Everyone has their own advice when it comes time to choose a major in college. Some suggest following your passion, while others believe that taking the time to consider what you want to do with your life is the best guide. Many advise picking one that will reap the biggest financial reward.

On the student side of the dilemma, some concentrate on a subject based on the passion a certain professor has stirred in them for the field. Some choose a major based on convenience; maybe they had enough credits in a particular field and decided to simply continue on rather than start from scratch. And we can’t forget about those whose major is chosen based on familial or self-induced pressure.

Many people claim it doesn’t matter what you major in as long as you’re disciplined and determined. After all, there are successful doctors who have bachelor's degrees in the humanities, and writers who studied math and science.

With so many examples of success and happiness that are independent of “choice of major” it makes a person wonder whether majors matter at all.

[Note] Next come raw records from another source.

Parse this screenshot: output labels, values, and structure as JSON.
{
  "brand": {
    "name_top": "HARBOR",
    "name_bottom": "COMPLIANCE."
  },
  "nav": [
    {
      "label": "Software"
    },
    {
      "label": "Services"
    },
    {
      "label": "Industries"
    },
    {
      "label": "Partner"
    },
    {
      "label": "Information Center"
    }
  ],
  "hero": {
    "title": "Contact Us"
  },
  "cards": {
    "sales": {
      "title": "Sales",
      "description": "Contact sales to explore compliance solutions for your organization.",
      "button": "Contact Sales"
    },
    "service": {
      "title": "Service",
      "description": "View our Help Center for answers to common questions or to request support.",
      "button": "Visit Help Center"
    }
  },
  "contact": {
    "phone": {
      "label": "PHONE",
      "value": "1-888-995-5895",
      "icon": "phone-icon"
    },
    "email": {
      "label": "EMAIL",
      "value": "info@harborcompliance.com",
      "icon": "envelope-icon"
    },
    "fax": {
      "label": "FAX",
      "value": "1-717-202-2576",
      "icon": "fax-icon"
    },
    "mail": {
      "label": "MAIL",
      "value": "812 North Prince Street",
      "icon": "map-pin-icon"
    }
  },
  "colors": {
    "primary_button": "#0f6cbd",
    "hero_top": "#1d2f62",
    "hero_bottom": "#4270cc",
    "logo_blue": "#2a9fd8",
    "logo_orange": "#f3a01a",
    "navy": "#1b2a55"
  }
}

It would seem impossible to provide a definitive answer. The average college student in the midst of choosing a major is in their early 20s, an age when a person has barely begun to live or know what it is they want to be doing with their life 10, 20 years down the road.

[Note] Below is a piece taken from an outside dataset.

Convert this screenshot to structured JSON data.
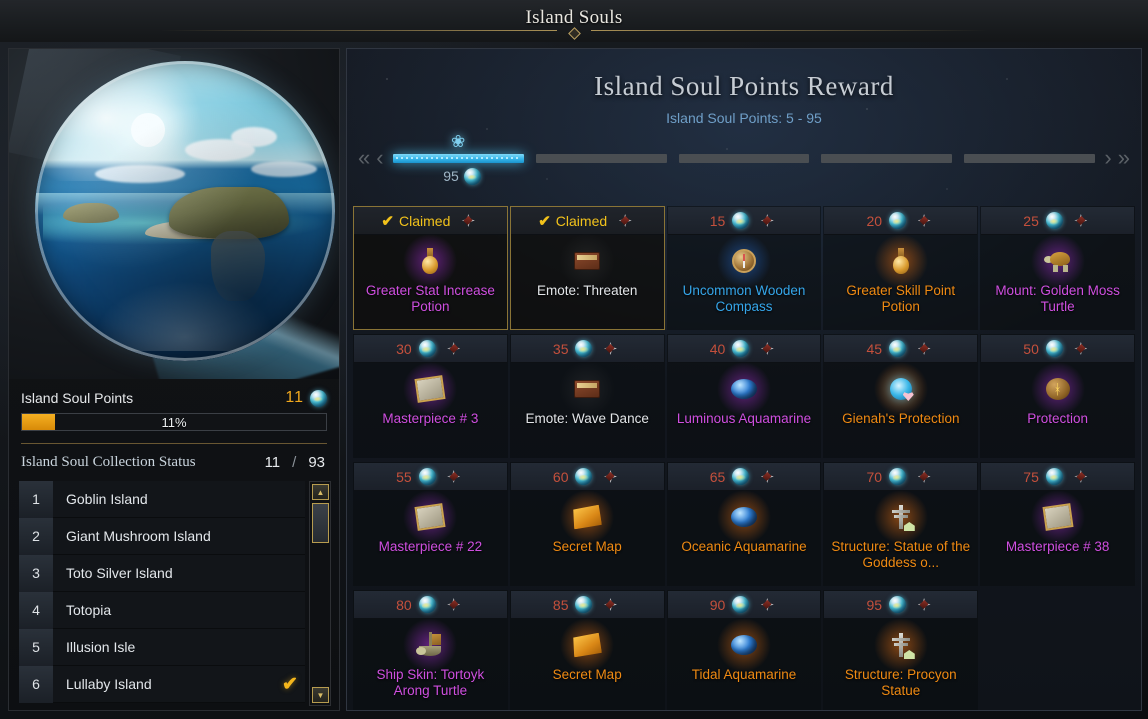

Though opinions are numerous, I believe that in the end a person’s major does matter.

What makes college so important is the abundance of opportunities available. College is a place of invincibility, a place where you can explore fields you never knew existed and choose or create a discipline you want to pursue.

Think about it: you’ve gone through 12 years of required schooling and standardized tests, worked hard on submitting college applications and their fees in addition to interviewing at schools. After making it through the setbacks and pitfalls, it would be unfortunate to graduate lacking the acquisition of knowledge and passion in your chosen field. Though your success post-college is not completely and utterly dependent on your major, you would be better off in the long run if you take the time to decide what you want to spend four years studying and possibly doing with the rest of your life.